**REQUIREMENT**
Could you repeat the whole listing below exactly, omitting any picture it holds?

---

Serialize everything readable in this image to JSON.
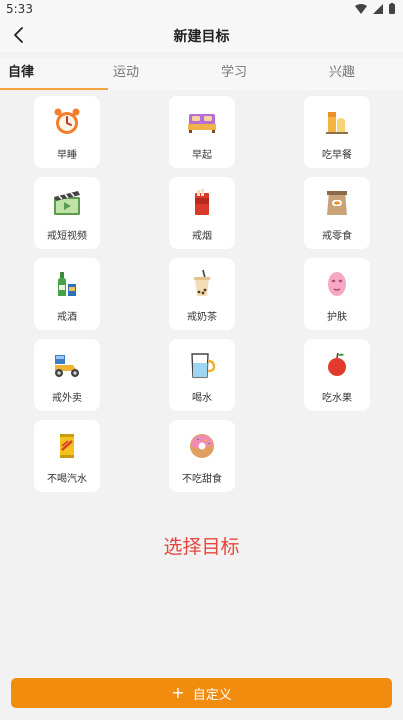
{
  "status_bar": {
    "time": "5:33"
  },
  "header": {
    "title": "新建目标"
  },
  "tabs": [
    {
      "label": "自律"
    },
    {
      "label": "运动"
    },
    {
      "label": "学习"
    },
    {
      "label": "兴趣"
    }
  ],
  "goals": [
    {
      "label": "早睡",
      "icon": "alarm-clock-icon"
    },
    {
      "label": "早起",
      "icon": "bed-icon"
    },
    {
      "label": "吃早餐",
      "icon": "breakfast-icon"
    },
    {
      "label": "戒短视频",
      "icon": "video-clapper-icon"
    },
    {
      "label": "戒烟",
      "icon": "cigarette-pack-icon"
    },
    {
      "label": "戒零食",
      "icon": "snack-bag-icon"
    },
    {
      "label": "戒酒",
      "icon": "bottles-icon"
    },
    {
      "label": "戒奶茶",
      "icon": "milk-tea-icon"
    },
    {
      "label": "护肤",
      "icon": "face-mask-icon"
    },
    {
      "label": "戒外卖",
      "icon": "delivery-scooter-icon"
    },
    {
      "label": "喝水",
      "icon": "water-cup-icon"
    },
    {
      "label": "吃水果",
      "icon": "apple-icon"
    },
    {
      "label": "不喝汽水",
      "icon": "soda-can-icon"
    },
    {
      "label": "不吃甜食",
      "icon": "donut-icon"
    }
  ],
  "prompt": "选择目标",
  "custom_button": {
    "label": "自定义",
    "icon": "plus-icon"
  },
  "colors": {
    "accent": "#f28c0f",
    "prompt": "#e8453c",
    "tab_underline": "#f5a13c"
  }
}
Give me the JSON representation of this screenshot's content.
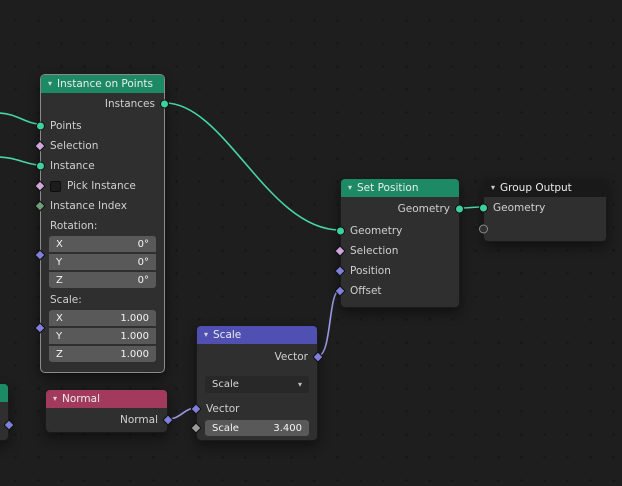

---

**TASK RESPONSE**
Serialize everything readable in this image to JSON.
{
  "status_bar": {
    "time": "5:33"
  },
  "header": {
    "title": "新建目标"
  },
  "tabs": [
    {
      "label": "自律"
    },
    {
      "label": "运动"
    },
    {
      "label": "学习"
    },
    {
      "label": "兴趣"
    }
  ],
  "goals": [
    {
      "label": "早睡",
      "icon": "alarm-clock-icon"
    },
    {
      "label": "早起",
      "icon": "bed-icon"
    },
    {
      "label": "吃早餐",
      "icon": "breakfast-icon"
    },
    {
      "label": "戒短视频",
      "icon": "video-clapper-icon"
    },
    {
      "label": "戒烟",
      "icon": "cigarette-pack-icon"
    },
    {
      "label": "戒零食",
      "icon": "snack-bag-icon"
    },
    {
      "label": "戒酒",
      "icon": "bottles-icon"
    },
    {
      "label": "戒奶茶",
      "icon": "milk-tea-icon"
    },
    {
      "label": "护肤",
      "icon": "face-mask-icon"
    },
    {
      "label": "戒外卖",
      "icon": "delivery-scooter-icon"
    },
    {
      "label": "喝水",
      "icon": "water-cup-icon"
    },
    {
      "label": "吃水果",
      "icon": "apple-icon"
    },
    {
      "label": "不喝汽水",
      "icon": "soda-can-icon"
    },
    {
      "label": "不吃甜食",
      "icon": "donut-icon"
    }
  ],
  "prompt": "选择目标",
  "custom_button": {
    "label": "自定义",
    "icon": "plus-icon"
  },
  "colors": {
    "accent": "#f28c0f",
    "prompt": "#e8453c",
    "tab_underline": "#f5a13c"
  }
}
Give me the JSON representation of this screenshot's content.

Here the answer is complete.